* THE INPUT:
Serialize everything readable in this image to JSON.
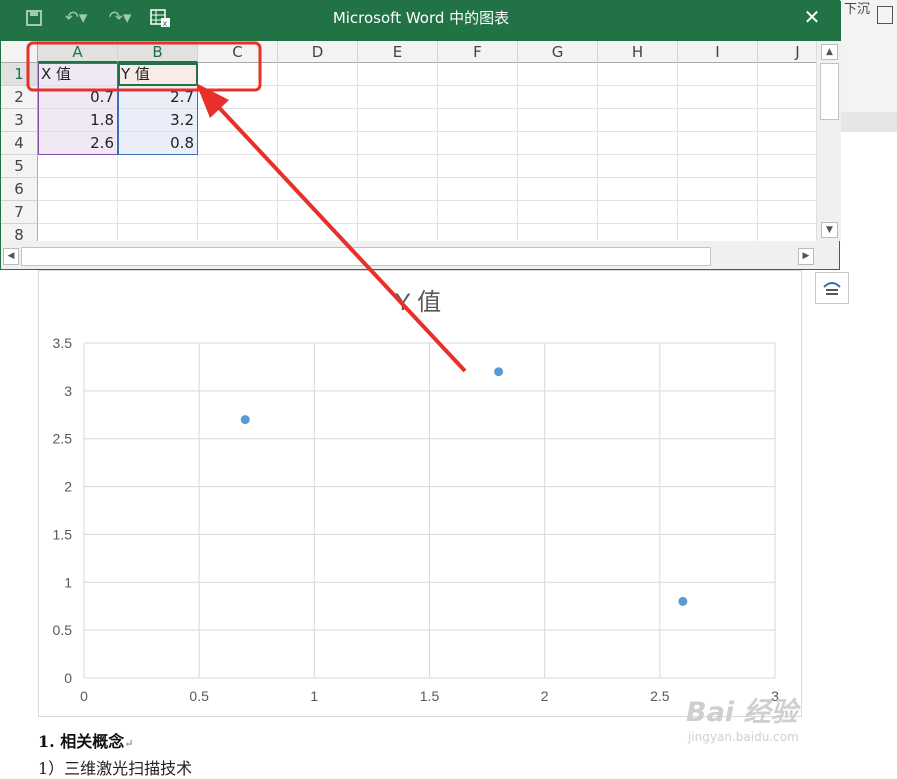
{
  "excel": {
    "title": "Microsoft Word 中的图表",
    "close_label": "✕",
    "columns": [
      "A",
      "B",
      "C",
      "D",
      "E",
      "F",
      "G",
      "H",
      "I",
      "J"
    ],
    "rows": [
      "1",
      "2",
      "3",
      "4",
      "5",
      "6",
      "7",
      "8"
    ],
    "cells": {
      "A1": "X 值",
      "B1": "Y 值",
      "A2": "0.7",
      "B2": "2.7",
      "A3": "1.8",
      "B3": "3.2",
      "A4": "2.6",
      "B4": "0.8"
    }
  },
  "word": {
    "ribbon_fragment": "下沉",
    "doc_heading": "1. 相关概念",
    "doc_para": "1）三维激光扫描技术"
  },
  "watermark": {
    "main": "Bai 经验",
    "sub": "jingyan.baidu.com"
  },
  "colors": {
    "excel_green": "#217346",
    "marker": "#5b9bd5",
    "arrow": "#e8302a"
  },
  "chart_data": {
    "type": "scatter",
    "title": "Y 值",
    "xlim": [
      0,
      3
    ],
    "ylim": [
      0,
      3.5
    ],
    "xticks": [
      "0",
      "0.5",
      "1",
      "1.5",
      "2",
      "2.5",
      "3"
    ],
    "yticks": [
      "0",
      "0.5",
      "1",
      "1.5",
      "2",
      "2.5",
      "3",
      "3.5"
    ],
    "grid": true,
    "series": [
      {
        "x": [
          0.7,
          1.8,
          2.6
        ],
        "y": [
          2.7,
          3.2,
          0.8
        ]
      }
    ]
  }
}
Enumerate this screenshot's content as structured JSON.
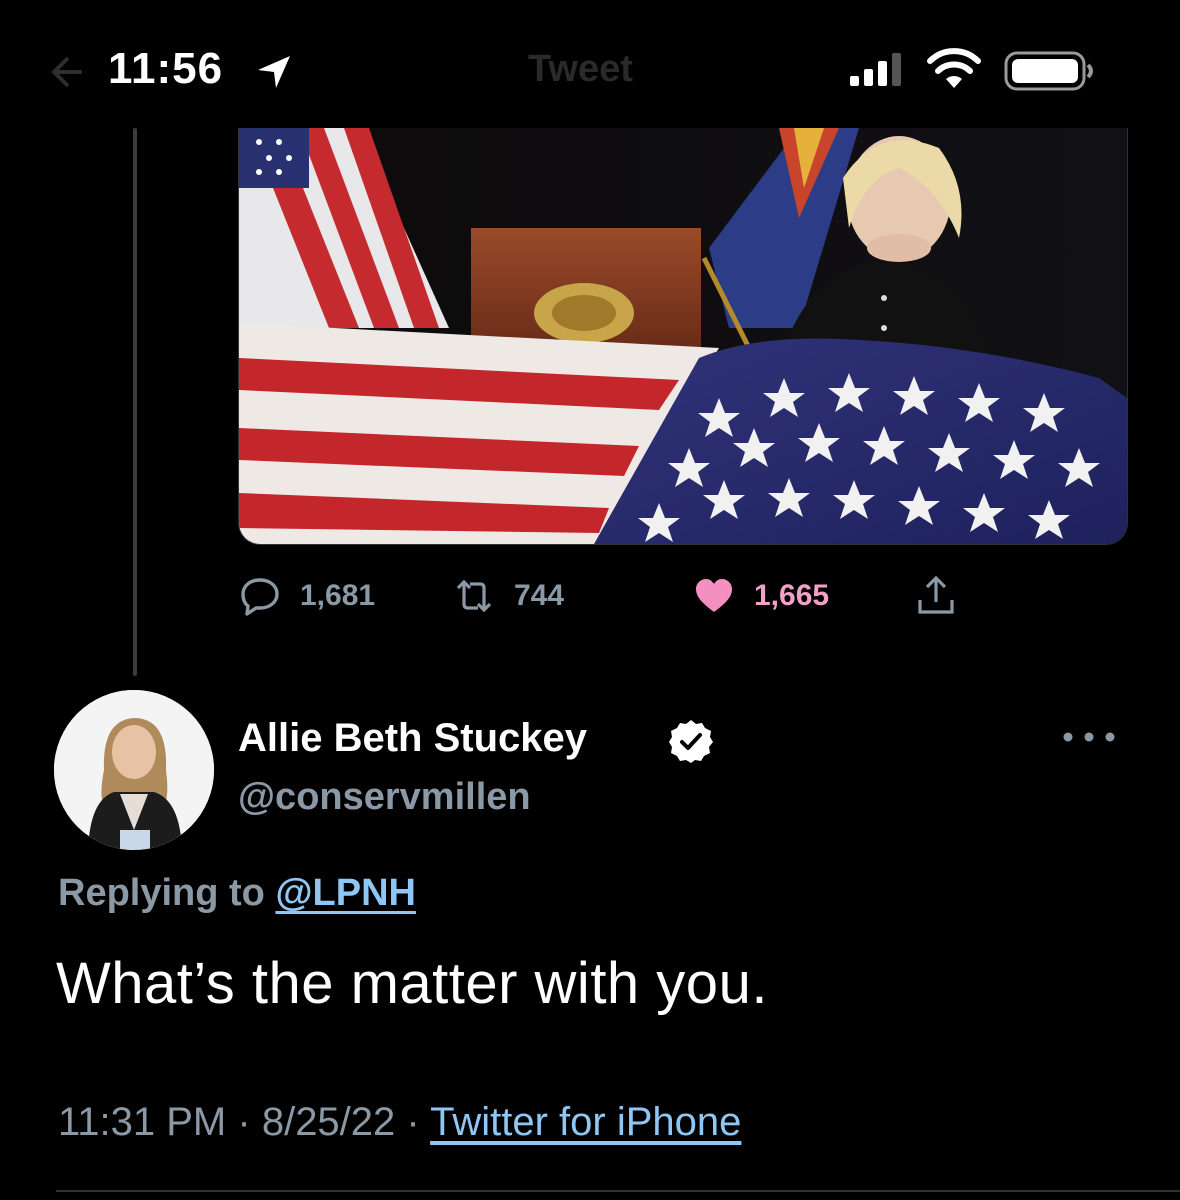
{
  "status_bar": {
    "time": "11:56",
    "nav_title": "Tweet"
  },
  "parent_tweet": {
    "stats": {
      "replies": "1,681",
      "retweets": "744",
      "likes": "1,665"
    }
  },
  "tweet": {
    "author_name": "Allie Beth Stuckey",
    "handle": "@conservmillen",
    "replying_prefix": "Replying to",
    "replying_to": "@LPNH",
    "text": "What’s the matter with you.",
    "time": "11:31 PM",
    "separator": "·",
    "date": "8/25/22",
    "client": "Twitter for iPhone"
  },
  "colors": {
    "background": "#000000",
    "secondary_text": "#8b98a5",
    "link": "#8ec7f5",
    "like": "#f48fc1"
  }
}
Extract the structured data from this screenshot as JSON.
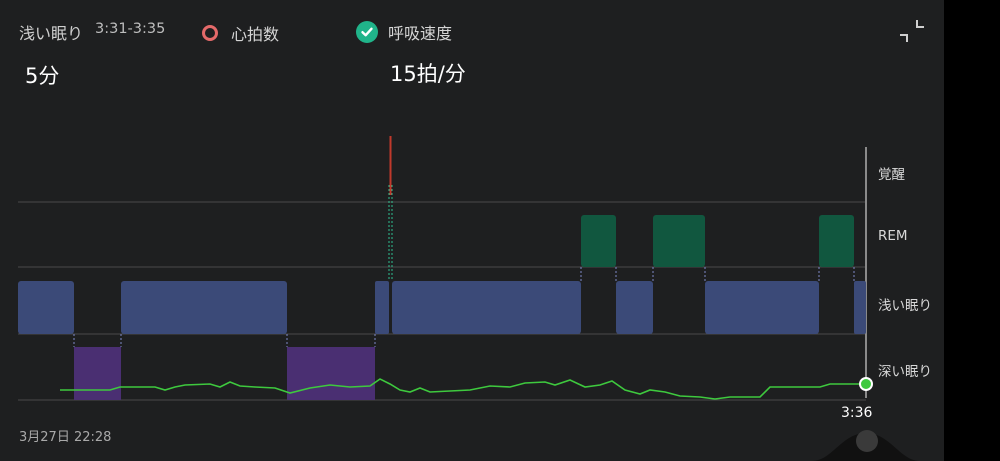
{
  "header": {
    "stage_label": "浅い眠り",
    "time_range": "3:31-3:35",
    "duration": "5分",
    "heart_rate_label": "心拍数",
    "respiration_label": "呼吸速度",
    "respiration_value": "15拍/分"
  },
  "chart": {
    "stage_labels": {
      "awake": "覚醒",
      "rem": "REM",
      "light": "浅い眠り",
      "deep": "深い眠り"
    },
    "start_label": "3月27日 22:28",
    "end_label": "3:36",
    "colors": {
      "light": "#3b4a78",
      "deep": "#4a2f72",
      "rem": "#11573f",
      "awake_marker": "#c0392b",
      "respiration_line": "#3ec93e"
    }
  },
  "chart_data": {
    "type": "hypnogram",
    "x_start": "22:28",
    "x_end": "3:36",
    "stages_order": [
      "深い眠り",
      "浅い眠り",
      "REM",
      "覚醒"
    ],
    "segments": [
      {
        "stage": "浅い眠り",
        "start": "22:28",
        "end": "22:49"
      },
      {
        "stage": "深い眠り",
        "start": "22:49",
        "end": "23:07"
      },
      {
        "stage": "浅い眠り",
        "start": "23:07",
        "end": "0:01"
      },
      {
        "stage": "深い眠り",
        "start": "0:01",
        "end": "0:36"
      },
      {
        "stage": "浅い眠り",
        "start": "0:36",
        "end": "0:41"
      },
      {
        "stage": "覚醒",
        "start": "0:41",
        "end": "0:42"
      },
      {
        "stage": "浅い眠り",
        "start": "0:42",
        "end": "1:57"
      },
      {
        "stage": "REM",
        "start": "1:57",
        "end": "2:11"
      },
      {
        "stage": "浅い眠り",
        "start": "2:11",
        "end": "2:25"
      },
      {
        "stage": "REM",
        "start": "2:25",
        "end": "2:45"
      },
      {
        "stage": "浅い眠り",
        "start": "2:45",
        "end": "3:29"
      },
      {
        "stage": "REM",
        "start": "3:29",
        "end": "3:42"
      },
      {
        "stage": "浅い眠り",
        "start": "3:31",
        "end": "3:35"
      }
    ],
    "respiration_series": "line",
    "selected_point": "3:36"
  }
}
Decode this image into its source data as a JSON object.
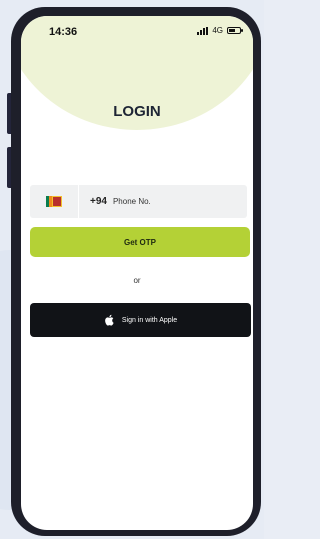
{
  "status": {
    "time": "14:36",
    "network": "4G"
  },
  "screen": {
    "title": "LOGIN"
  },
  "phone": {
    "country_flag": "sri-lanka-flag",
    "country_code": "+94",
    "placeholder": "Phone No."
  },
  "actions": {
    "otp_label": "Get OTP",
    "or_label": "or",
    "apple_label": "Sign in with Apple"
  },
  "colors": {
    "accent": "#b4d136",
    "hero": "#eef3d6",
    "apple_button": "#111317"
  }
}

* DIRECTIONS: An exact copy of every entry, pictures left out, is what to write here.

* FINAL ANSWER:
Serialize everything readable in this image to JSON.
{
  "excel": {
    "title": "Microsoft Word 中的图表",
    "close_label": "✕",
    "columns": [
      "A",
      "B",
      "C",
      "D",
      "E",
      "F",
      "G",
      "H",
      "I",
      "J"
    ],
    "rows": [
      "1",
      "2",
      "3",
      "4",
      "5",
      "6",
      "7",
      "8"
    ],
    "cells": {
      "A1": "X 值",
      "B1": "Y 值",
      "A2": "0.7",
      "B2": "2.7",
      "A3": "1.8",
      "B3": "3.2",
      "A4": "2.6",
      "B4": "0.8"
    }
  },
  "word": {
    "ribbon_fragment": "下沉",
    "doc_heading": "1. 相关概念",
    "doc_para": "1）三维激光扫描技术"
  },
  "watermark": {
    "main": "Bai 经验",
    "sub": "jingyan.baidu.com"
  },
  "colors": {
    "excel_green": "#217346",
    "marker": "#5b9bd5",
    "arrow": "#e8302a"
  },
  "chart_data": {
    "type": "scatter",
    "title": "Y 值",
    "xlim": [
      0,
      3
    ],
    "ylim": [
      0,
      3.5
    ],
    "xticks": [
      "0",
      "0.5",
      "1",
      "1.5",
      "2",
      "2.5",
      "3"
    ],
    "yticks": [
      "0",
      "0.5",
      "1",
      "1.5",
      "2",
      "2.5",
      "3",
      "3.5"
    ],
    "grid": true,
    "series": [
      {
        "x": [
          0.7,
          1.8,
          2.6
        ],
        "y": [
          2.7,
          3.2,
          0.8
        ]
      }
    ]
  }
}
Enumerate this screenshot's content as structured JSON.
{
  "status_bar": {
    "time": "11:56",
    "nav_title": "Tweet"
  },
  "parent_tweet": {
    "stats": {
      "replies": "1,681",
      "retweets": "744",
      "likes": "1,665"
    }
  },
  "tweet": {
    "author_name": "Allie Beth Stuckey",
    "handle": "@conservmillen",
    "replying_prefix": "Replying to",
    "replying_to": "@LPNH",
    "text": "What’s the matter with you.",
    "time": "11:31 PM",
    "separator": "·",
    "date": "8/25/22",
    "client": "Twitter for iPhone"
  },
  "colors": {
    "background": "#000000",
    "secondary_text": "#8b98a5",
    "link": "#8ec7f5",
    "like": "#f48fc1"
  }
}
Extract the structured data from this screenshot as JSON.
{
  "header": {
    "stage_label": "浅い眠り",
    "time_range": "3:31-3:35",
    "duration": "5分",
    "heart_rate_label": "心拍数",
    "respiration_label": "呼吸速度",
    "respiration_value": "15拍/分"
  },
  "chart": {
    "stage_labels": {
      "awake": "覚醒",
      "rem": "REM",
      "light": "浅い眠り",
      "deep": "深い眠り"
    },
    "start_label": "3月27日 22:28",
    "end_label": "3:36",
    "colors": {
      "light": "#3b4a78",
      "deep": "#4a2f72",
      "rem": "#11573f",
      "awake_marker": "#c0392b",
      "respiration_line": "#3ec93e"
    }
  },
  "chart_data": {
    "type": "hypnogram",
    "x_start": "22:28",
    "x_end": "3:36",
    "stages_order": [
      "深い眠り",
      "浅い眠り",
      "REM",
      "覚醒"
    ],
    "segments": [
      {
        "stage": "浅い眠り",
        "start": "22:28",
        "end": "22:49"
      },
      {
        "stage": "深い眠り",
        "start": "22:49",
        "end": "23:07"
      },
      {
        "stage": "浅い眠り",
        "start": "23:07",
        "end": "0:01"
      },
      {
        "stage": "深い眠り",
        "start": "0:01",
        "end": "0:36"
      },
      {
        "stage": "浅い眠り",
        "start": "0:36",
        "end": "0:41"
      },
      {
        "stage": "覚醒",
        "start": "0:41",
        "end": "0:42"
      },
      {
        "stage": "浅い眠り",
        "start": "0:42",
        "end": "1:57"
      },
      {
        "stage": "REM",
        "start": "1:57",
        "end": "2:11"
      },
      {
        "stage": "浅い眠り",
        "start": "2:11",
        "end": "2:25"
      },
      {
        "stage": "REM",
        "start": "2:25",
        "end": "2:45"
      },
      {
        "stage": "浅い眠り",
        "start": "2:45",
        "end": "3:29"
      },
      {
        "stage": "REM",
        "start": "3:29",
        "end": "3:42"
      },
      {
        "stage": "浅い眠り",
        "start": "3:31",
        "end": "3:35"
      }
    ],
    "respiration_series": "line",
    "selected_point": "3:36"
  }
}
Decode this image into its source data as a JSON object.
{
  "status": {
    "time": "14:36",
    "network": "4G"
  },
  "screen": {
    "title": "LOGIN"
  },
  "phone": {
    "country_flag": "sri-lanka-flag",
    "country_code": "+94",
    "placeholder": "Phone No."
  },
  "actions": {
    "otp_label": "Get OTP",
    "or_label": "or",
    "apple_label": "Sign in with Apple"
  },
  "colors": {
    "accent": "#b4d136",
    "hero": "#eef3d6",
    "apple_button": "#111317"
  }
}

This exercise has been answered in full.